▶ [Task instructions] State how many lines in the records hold the word "this", giving the number and no other text.

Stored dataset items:
Content starts
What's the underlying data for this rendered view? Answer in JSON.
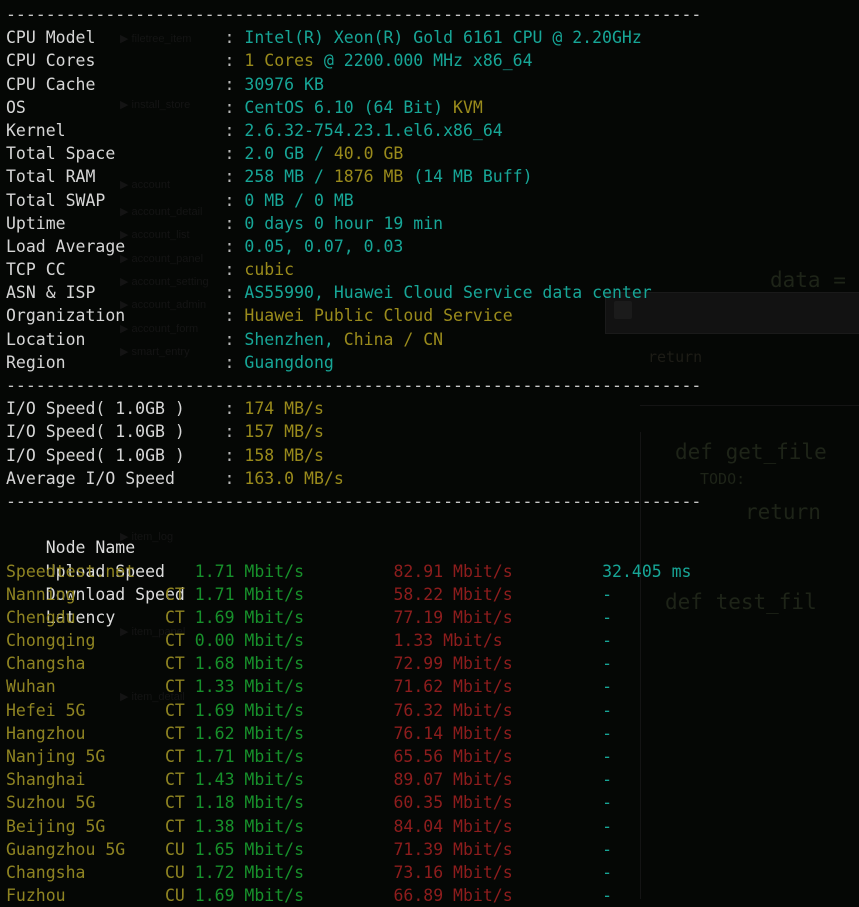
{
  "terminal": {
    "separator": "----------------------------------------------------------------------",
    "system_info": [
      {
        "label": "CPU Model",
        "value_cyan": "Intel(R) Xeon(R) Gold 6161 CPU @ 2.20GHz",
        "value_yellow": "",
        "value_cyan2": ""
      },
      {
        "label": "CPU Cores",
        "value_cyan": "",
        "value_yellow": "1 Cores",
        "value_cyan2": " @ 2200.000 MHz x86_64"
      },
      {
        "label": "CPU Cache",
        "value_cyan": "30976 KB",
        "value_yellow": "",
        "value_cyan2": ""
      },
      {
        "label": "OS",
        "value_cyan": "CentOS 6.10 (64 Bit) ",
        "value_yellow": "KVM",
        "value_cyan2": ""
      },
      {
        "label": "Kernel",
        "value_cyan": "2.6.32-754.23.1.el6.x86_64",
        "value_yellow": "",
        "value_cyan2": ""
      },
      {
        "label": "Total Space",
        "value_cyan": "2.0 GB / ",
        "value_yellow": "40.0 GB",
        "value_cyan2": ""
      },
      {
        "label": "Total RAM",
        "value_cyan": "258 MB / ",
        "value_yellow": "1876 MB",
        "value_cyan2": " (14 MB Buff)"
      },
      {
        "label": "Total SWAP",
        "value_cyan": "0 MB / 0 MB",
        "value_yellow": "",
        "value_cyan2": ""
      },
      {
        "label": "Uptime",
        "value_cyan": "0 days 0 hour 19 min",
        "value_yellow": "",
        "value_cyan2": ""
      },
      {
        "label": "Load Average",
        "value_cyan": "0.05, 0.07, 0.03",
        "value_yellow": "",
        "value_cyan2": ""
      },
      {
        "label": "TCP CC",
        "value_cyan": "",
        "value_yellow": "cubic",
        "value_cyan2": ""
      },
      {
        "label": "ASN & ISP",
        "value_cyan": "AS55990, Huawei Cloud Service data center",
        "value_yellow": "",
        "value_cyan2": ""
      },
      {
        "label": "Organization",
        "value_cyan": "",
        "value_yellow": "Huawei Public Cloud Service",
        "value_cyan2": ""
      },
      {
        "label": "Location",
        "value_cyan": "Shenzhen, ",
        "value_yellow": "China / CN",
        "value_cyan2": ""
      },
      {
        "label": "Region",
        "value_cyan": "Guangdong",
        "value_yellow": "",
        "value_cyan2": ""
      }
    ],
    "io_tests": [
      {
        "label": "I/O Speed( 1.0GB )",
        "value": "174 MB/s"
      },
      {
        "label": "I/O Speed( 1.0GB )",
        "value": "157 MB/s"
      },
      {
        "label": "I/O Speed( 1.0GB )",
        "value": "158 MB/s"
      },
      {
        "label": "Average I/O Speed",
        "value": "163.0 MB/s"
      }
    ],
    "speedtest": {
      "columns": [
        "Node Name",
        "Upload Speed",
        "Download Speed",
        "Latency"
      ],
      "rows": [
        {
          "node": "Speedtest.net",
          "isp": "",
          "upload": "1.71 Mbit/s",
          "download": "82.91 Mbit/s",
          "latency": "32.405 ms"
        },
        {
          "node": "Nanning",
          "isp": "CT",
          "upload": "1.71 Mbit/s",
          "download": "58.22 Mbit/s",
          "latency": "-"
        },
        {
          "node": "Chengdu",
          "isp": "CT",
          "upload": "1.69 Mbit/s",
          "download": "77.19 Mbit/s",
          "latency": "-"
        },
        {
          "node": "Chongqing",
          "isp": "CT",
          "upload": "0.00 Mbit/s",
          "download": "1.33 Mbit/s",
          "latency": "-"
        },
        {
          "node": "Changsha",
          "isp": "CT",
          "upload": "1.68 Mbit/s",
          "download": "72.99 Mbit/s",
          "latency": "-"
        },
        {
          "node": "Wuhan",
          "isp": "CT",
          "upload": "1.33 Mbit/s",
          "download": "71.62 Mbit/s",
          "latency": "-"
        },
        {
          "node": "Hefei 5G",
          "isp": "CT",
          "upload": "1.69 Mbit/s",
          "download": "76.32 Mbit/s",
          "latency": "-"
        },
        {
          "node": "Hangzhou",
          "isp": "CT",
          "upload": "1.62 Mbit/s",
          "download": "76.14 Mbit/s",
          "latency": "-"
        },
        {
          "node": "Nanjing 5G",
          "isp": "CT",
          "upload": "1.71 Mbit/s",
          "download": "65.56 Mbit/s",
          "latency": "-"
        },
        {
          "node": "Shanghai",
          "isp": "CT",
          "upload": "1.43 Mbit/s",
          "download": "89.07 Mbit/s",
          "latency": "-"
        },
        {
          "node": "Suzhou 5G",
          "isp": "CT",
          "upload": "1.18 Mbit/s",
          "download": "60.35 Mbit/s",
          "latency": "-"
        },
        {
          "node": "Beijing 5G",
          "isp": "CT",
          "upload": "1.38 Mbit/s",
          "download": "84.04 Mbit/s",
          "latency": "-"
        },
        {
          "node": "Guangzhou 5G",
          "isp": "CU",
          "upload": "1.65 Mbit/s",
          "download": "71.39 Mbit/s",
          "latency": "-"
        },
        {
          "node": "Changsha",
          "isp": "CU",
          "upload": "1.72 Mbit/s",
          "download": "73.16 Mbit/s",
          "latency": "-"
        },
        {
          "node": "Fuzhou",
          "isp": "CU",
          "upload": "1.69 Mbit/s",
          "download": "66.89 Mbit/s",
          "latency": "-"
        }
      ]
    }
  },
  "background": {
    "code_fragments": [
      "def get_file",
      "TODO:",
      "return",
      "def test_fil",
      "data ="
    ]
  },
  "colors": {
    "background": "#050705",
    "label": "#d6d6d6",
    "cyan": "#17a697",
    "yellow": "#9a8b1c",
    "green": "#17912b",
    "red": "#8e1d1d",
    "separator": "#c7c7c7"
  }
}
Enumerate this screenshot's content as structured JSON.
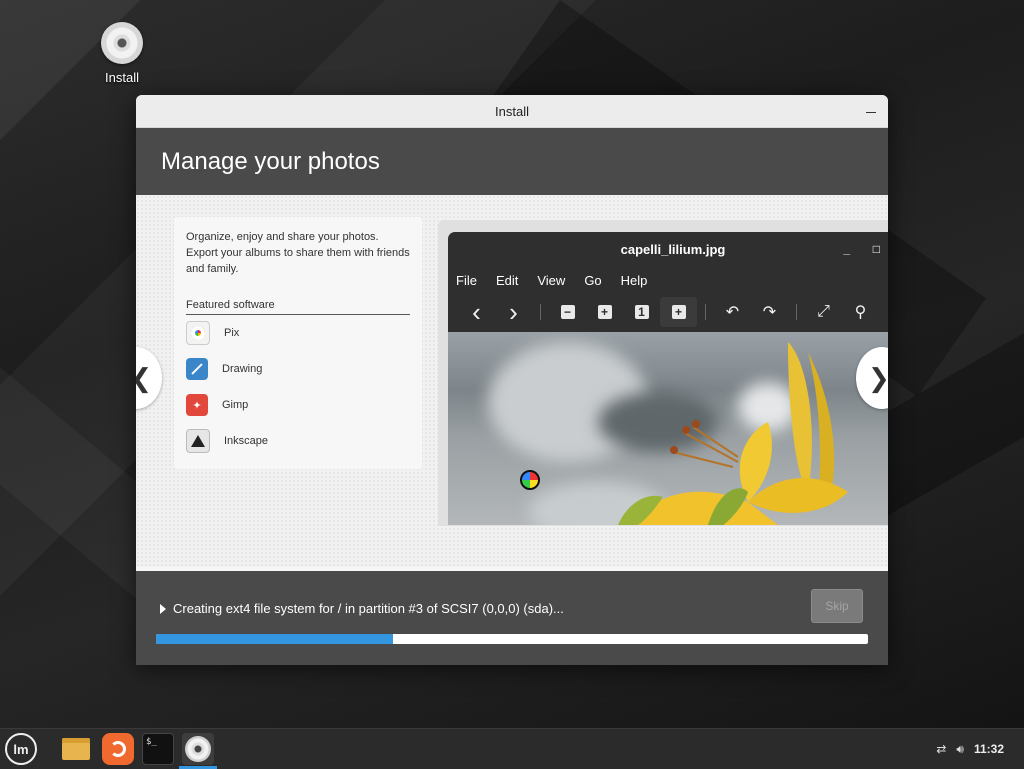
{
  "desktop": {
    "icon_label": "Install"
  },
  "window": {
    "title": "Install",
    "heading": "Manage your photos"
  },
  "slide": {
    "description": "Organize, enjoy and share your photos. Export your albums to share them with friends and family.",
    "featured_title": "Featured software",
    "apps": [
      {
        "label": "Pix",
        "icon": "pix-icon"
      },
      {
        "label": "Drawing",
        "icon": "drawing-icon"
      },
      {
        "label": "Gimp",
        "icon": "gimp-icon"
      },
      {
        "label": "Inkscape",
        "icon": "inkscape-icon"
      }
    ],
    "prev_symbol": "❮",
    "next_symbol": "❯"
  },
  "viewer": {
    "title": "capelli_lilium.jpg",
    "menu": [
      "File",
      "Edit",
      "View",
      "Go",
      "Help"
    ],
    "toolbar": {
      "back": "‹",
      "forward": "›",
      "zoom_out": "−",
      "zoom_in": "+",
      "zoom_normal": "1",
      "zoom_fit": "+",
      "rotate_left": "↶",
      "rotate_right": "↷",
      "fullscreen": "⤢",
      "slideshow": "⚲"
    }
  },
  "progress": {
    "status": "Creating ext4 file system for / in partition #3 of SCSI7 (0,0,0) (sda)...",
    "skip_label": "Skip",
    "fraction": 0.333,
    "bar_color": "#3496de"
  },
  "taskbar": {
    "menu_logo": "lm",
    "terminal_glyph": "$_",
    "clock": "11:32"
  }
}
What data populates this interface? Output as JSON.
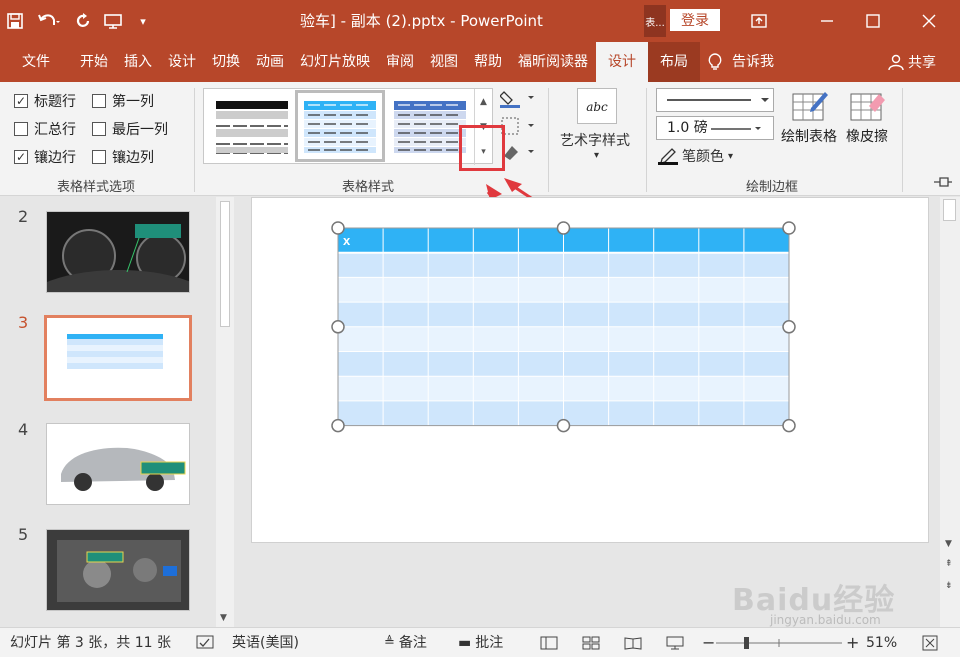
{
  "window": {
    "title": "验车] - 副本 (2).pptx  -  PowerPoint",
    "context_tag": "表...",
    "login": "登录"
  },
  "tabs": [
    "文件",
    "开始",
    "插入",
    "设计",
    "切换",
    "动画",
    "幻灯片放映",
    "审阅",
    "视图",
    "帮助",
    "福昕阅读器"
  ],
  "context_tabs": {
    "design": "设计",
    "layout": "布局"
  },
  "tell_me": "告诉我",
  "share": "共享",
  "style_options": {
    "header_row": "标题行",
    "first_column": "第一列",
    "total_row": "汇总行",
    "last_column": "最后一列",
    "banded_rows": "镶边行",
    "banded_columns": "镶边列",
    "group_label": "表格样式选项"
  },
  "table_styles": {
    "group_label": "表格样式"
  },
  "wordart": {
    "label": "艺术字样式",
    "icon_text": "abc"
  },
  "borders": {
    "weight": "1.0 磅",
    "pen_color": "笔颜色",
    "draw_table": "绘制表格",
    "eraser": "橡皮擦",
    "group_label": "绘制边框"
  },
  "slides": [
    {
      "number": "2"
    },
    {
      "number": "3"
    },
    {
      "number": "4"
    },
    {
      "number": "5"
    }
  ],
  "slide_table": {
    "header_cell": "x",
    "columns": 10,
    "rows": 7
  },
  "status": {
    "slide_info": "幻灯片 第 3 张，共 11 张",
    "language": "英语(美国)",
    "notes": "备注",
    "comments": "批注",
    "zoom_minus": "−",
    "zoom_plus": "+",
    "zoom": "51%"
  },
  "watermark": {
    "main": "Baidu经验",
    "sub": "jingyan.baidu.com"
  },
  "colors": {
    "accent": "#b7472a",
    "table_header": "#2fb2f5",
    "band_a": "#cfe6fc",
    "band_b": "#e8f3fe",
    "highlight": "#e0393e"
  }
}
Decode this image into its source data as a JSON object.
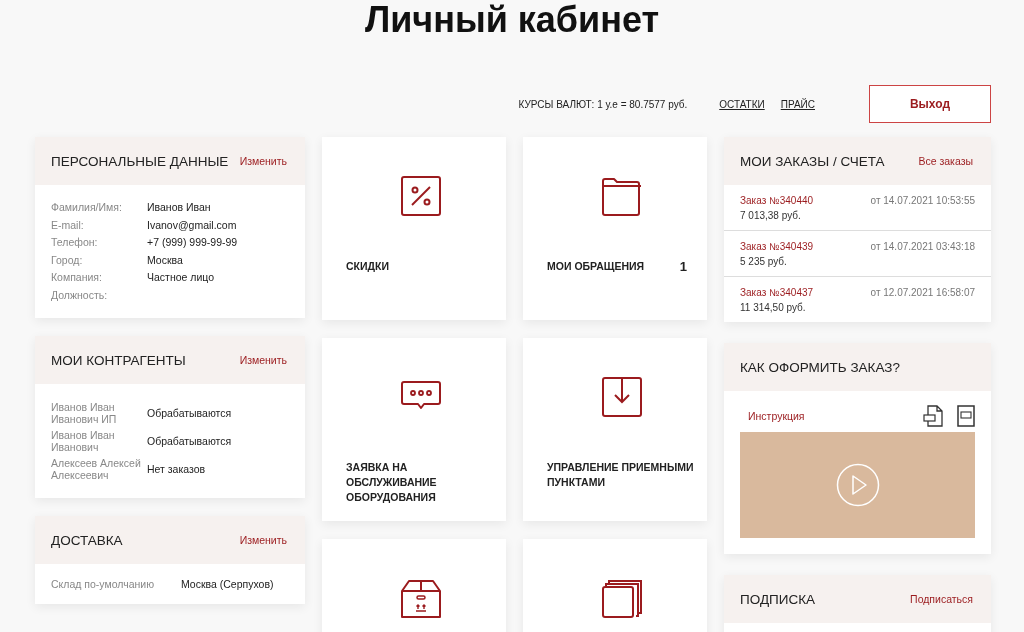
{
  "title": "Личный кабинет",
  "top_bar": {
    "rates": "КУРСЫ ВАЛЮТ: 1 у.е = 80.7577 руб.",
    "links": [
      "ОСТАТКИ",
      "ПРАЙС"
    ],
    "logout": "Выход"
  },
  "personal": {
    "title": "ПЕРСОНАЛЬНЫЕ ДАННЫЕ",
    "action": "Изменить",
    "fields": [
      {
        "label": "Фамилия/Имя:",
        "value": "Иванов Иван"
      },
      {
        "label": "E-mail:",
        "value": "Ivanov@gmail.com"
      },
      {
        "label": "Телефон:",
        "value": "+7 (999) 999-99-99"
      },
      {
        "label": "Город:",
        "value": "Москва"
      },
      {
        "label": "Компания:",
        "value": "Частное лицо"
      },
      {
        "label": "Должность:"
      }
    ]
  },
  "counterparties": {
    "title": "МОИ КОНТРАГЕНТЫ",
    "action": "Изменить",
    "rows": [
      {
        "name": "Иванов Иван Иванович ИП",
        "status": "Обрабатываются"
      },
      {
        "name": "Иванов Иван Иванович",
        "status": "Обрабатываются"
      },
      {
        "name": "Алексеев Алексей Алексеевич",
        "status": "Нет заказов"
      }
    ]
  },
  "delivery": {
    "title": "ДОСТАВКА",
    "action": "Изменить",
    "fields": [
      {
        "label": "Склад по-умолчанию",
        "value": "Москва (Серпухов)"
      }
    ]
  },
  "tiles": [
    {
      "kind": "percent",
      "label": "СКИДКИ"
    },
    {
      "kind": "folder",
      "label": "МОИ ОБРАЩЕНИЯ",
      "count": "1"
    },
    {
      "kind": "chat",
      "label": "ЗАЯВКА НА ОБСЛУЖИВАНИЕ ОБОРУДОВАНИЯ"
    },
    {
      "kind": "download",
      "label": "УПРАВЛЕНИЕ ПРИЕМНЫМИ ПУНКТАМИ"
    },
    {
      "kind": "box"
    },
    {
      "kind": "stack"
    }
  ],
  "orders": {
    "title": "МОИ ЗАКАЗЫ / СЧЕТА",
    "action": "Все заказы",
    "rows": [
      {
        "number": "Заказ №340440",
        "date": "от 14.07.2021 10:53:55",
        "sum": "7 013,38 руб."
      },
      {
        "number": "Заказ №340439",
        "date": "от 14.07.2021 03:43:18",
        "sum": "5 235 руб."
      },
      {
        "number": "Заказ №340437",
        "date": "от 12.07.2021 16:58:07",
        "sum": "11 314,50 руб."
      }
    ]
  },
  "howto": {
    "title": "КАК ОФОРМИТЬ ЗАКАЗ?",
    "link": "Инструкция",
    "files": [
      {
        "kind": "pdf"
      },
      {
        "kind": "doc"
      }
    ]
  },
  "subscription": {
    "title": "ПОДПИСКА",
    "action": "Подписаться"
  }
}
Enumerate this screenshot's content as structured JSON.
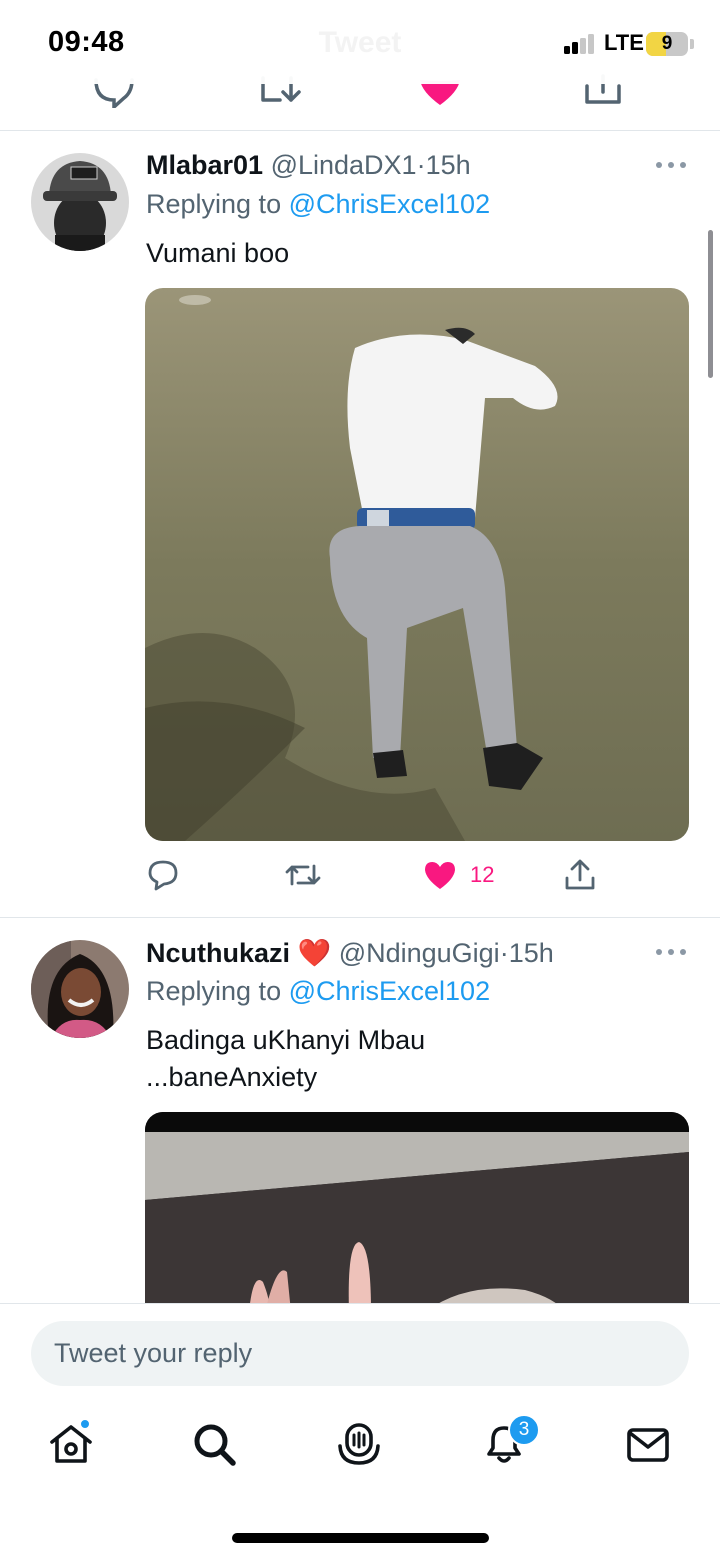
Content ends
▶ [Exercise output] 5